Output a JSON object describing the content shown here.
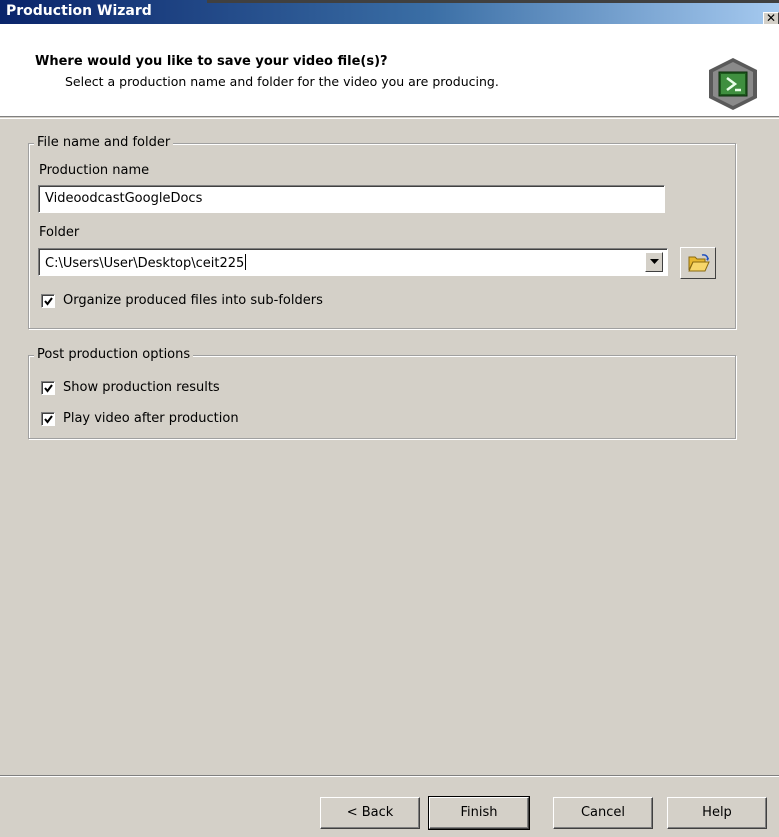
{
  "window": {
    "title": "Production Wizard",
    "close_glyph": "✕"
  },
  "header": {
    "title": "Where would you like to save your video file(s)?",
    "subtitle": "Select a production name and folder for the video you are producing.",
    "logo_icon": "camtasia-logo-icon"
  },
  "file_group": {
    "legend": "File name and folder",
    "production_name_label": "Production name",
    "production_name_value": "VideoodcastGoogleDocs",
    "folder_label": "Folder",
    "folder_value": "C:\\Users\\User\\Desktop\\ceit225",
    "organize_label": "Organize produced files into sub-folders",
    "organize_checked": true
  },
  "post_group": {
    "legend": "Post production options",
    "show_results_label": "Show production results",
    "show_results_checked": true,
    "play_video_label": "Play video after production",
    "play_video_checked": true
  },
  "buttons": {
    "back": "< Back",
    "finish": "Finish",
    "cancel": "Cancel",
    "help": "Help"
  },
  "colors": {
    "titlebar_start": "#0a246a",
    "titlebar_end": "#a6caf0",
    "dialog_bg": "#d4d0c8",
    "header_bg": "#ffffff"
  }
}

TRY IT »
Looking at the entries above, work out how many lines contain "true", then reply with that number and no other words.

WRITTEN REPLY »
3